October 2, 2011

double-wide

So since it turns out that twice as many kids means twice as much crap to store, it became obvious right away that we were going to have to make some changes to Lincoln's room if we were going to fit a whole extra kid and all the accoutrements in there in a few months.

The first problem was the cheap old Ikea dresser, which my handy hubby fitted with a custom changing table top before Lincoln arrived. It has been serving our needs just fine, but the problem is, with only three sagging paper-board drawers already stuffed to the gills with Lincoln's clothes, there's no room for baby stuff in there. I started scouring Craigslist for a six-drawer dresser to replace it, hoping to find something old and sturdy to refinish instead of heading to Ikea to buy yet another piece of disposable furniture.

As usual, Craigslist delivered, and we found a nice solid mid-century piece for just $20.


The finish is hideous, and it's far from being in perfect condition, but it's for a kid's room, so I was happy to bring it home and knew that a bit of TLC would make a world of difference. I sanded, I puttied, I stained, I poly-ed, and it's a whole new dresser now, filled with Lincoln's clothes on one side and ready to be stuffed with tiny little outfits for Thing 2 on the other.


I love the legs, which give it a nice airy feeling, and the classic lines. And the metal detailing really pops against the new dark color. We chose a rich stain called Red Mahogany by Minwax. It's the perfect match for the big-boy bed that is supposedly "on the way" (still! Six weeks later! Mor furniture is so on my list...).


I used some of my Midori paper to line the drawers, affixing it with spray adhesive. I didn't have more than two or three of any one paper, so I just used a different one in each drawer for a random little twist. Between the fresh stain and the lined drawers, it really feels like a brand new dresser, not one that's been hanging around for 50 or so years.

And since we lost the changing station when we ditched the other dresser, we just attached the changing pad to the top of this one. The height is perfect, and the pad has little straps to secure it to the top, so it's safe even without the fancy top piece that David made for the other one.

I'm looking forward to sharing more photos of the room as things change, but the damn bed has to arrive in order for anything else to happen. Stay tuned! Hopefully before February we'll be settled in and Lincoln will be happily sleeping the night away in his new room.

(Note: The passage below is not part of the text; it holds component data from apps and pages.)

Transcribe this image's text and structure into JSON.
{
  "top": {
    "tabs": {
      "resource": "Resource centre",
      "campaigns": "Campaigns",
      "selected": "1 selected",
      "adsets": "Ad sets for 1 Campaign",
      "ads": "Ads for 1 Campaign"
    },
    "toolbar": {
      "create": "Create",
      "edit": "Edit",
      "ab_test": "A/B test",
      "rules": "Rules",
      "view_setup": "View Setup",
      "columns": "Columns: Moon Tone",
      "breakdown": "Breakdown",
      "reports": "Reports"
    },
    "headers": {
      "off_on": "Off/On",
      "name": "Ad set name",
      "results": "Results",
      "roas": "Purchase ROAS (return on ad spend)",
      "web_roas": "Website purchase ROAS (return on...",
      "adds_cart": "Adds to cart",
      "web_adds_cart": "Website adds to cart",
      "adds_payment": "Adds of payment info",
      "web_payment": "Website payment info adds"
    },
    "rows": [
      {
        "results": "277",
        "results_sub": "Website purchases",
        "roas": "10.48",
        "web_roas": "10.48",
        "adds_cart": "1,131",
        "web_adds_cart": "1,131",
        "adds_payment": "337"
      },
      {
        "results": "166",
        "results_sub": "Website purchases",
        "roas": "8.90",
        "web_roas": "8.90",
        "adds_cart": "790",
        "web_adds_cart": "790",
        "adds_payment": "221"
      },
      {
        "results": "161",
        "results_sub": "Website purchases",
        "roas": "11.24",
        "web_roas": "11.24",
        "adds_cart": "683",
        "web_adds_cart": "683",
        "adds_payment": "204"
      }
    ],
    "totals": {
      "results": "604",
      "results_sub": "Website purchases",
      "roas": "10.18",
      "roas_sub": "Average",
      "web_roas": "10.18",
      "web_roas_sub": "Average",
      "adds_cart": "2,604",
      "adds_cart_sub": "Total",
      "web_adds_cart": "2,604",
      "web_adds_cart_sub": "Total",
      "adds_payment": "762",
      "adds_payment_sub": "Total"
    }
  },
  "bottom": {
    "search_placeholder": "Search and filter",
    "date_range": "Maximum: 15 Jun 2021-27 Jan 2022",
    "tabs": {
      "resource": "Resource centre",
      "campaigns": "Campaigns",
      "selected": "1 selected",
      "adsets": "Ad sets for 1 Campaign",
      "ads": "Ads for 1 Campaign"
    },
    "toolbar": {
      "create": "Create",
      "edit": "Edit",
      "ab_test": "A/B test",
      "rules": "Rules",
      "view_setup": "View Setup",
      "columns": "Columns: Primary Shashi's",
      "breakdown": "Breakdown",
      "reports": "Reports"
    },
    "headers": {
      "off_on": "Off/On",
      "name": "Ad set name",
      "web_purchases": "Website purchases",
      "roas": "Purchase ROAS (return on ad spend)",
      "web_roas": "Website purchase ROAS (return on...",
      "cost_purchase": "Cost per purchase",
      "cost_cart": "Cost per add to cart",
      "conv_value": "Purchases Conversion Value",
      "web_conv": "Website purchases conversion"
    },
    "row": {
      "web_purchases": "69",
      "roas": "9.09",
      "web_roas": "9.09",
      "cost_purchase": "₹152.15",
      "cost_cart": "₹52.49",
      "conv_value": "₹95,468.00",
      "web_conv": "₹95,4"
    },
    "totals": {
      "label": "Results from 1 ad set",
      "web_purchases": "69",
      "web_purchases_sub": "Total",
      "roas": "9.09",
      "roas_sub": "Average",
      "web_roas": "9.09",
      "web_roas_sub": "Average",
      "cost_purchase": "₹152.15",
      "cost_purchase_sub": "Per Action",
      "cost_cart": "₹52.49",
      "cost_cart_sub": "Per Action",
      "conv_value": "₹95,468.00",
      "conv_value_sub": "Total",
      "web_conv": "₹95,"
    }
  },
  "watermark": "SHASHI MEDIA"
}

A few more pics of the process here on flickr if you're interested.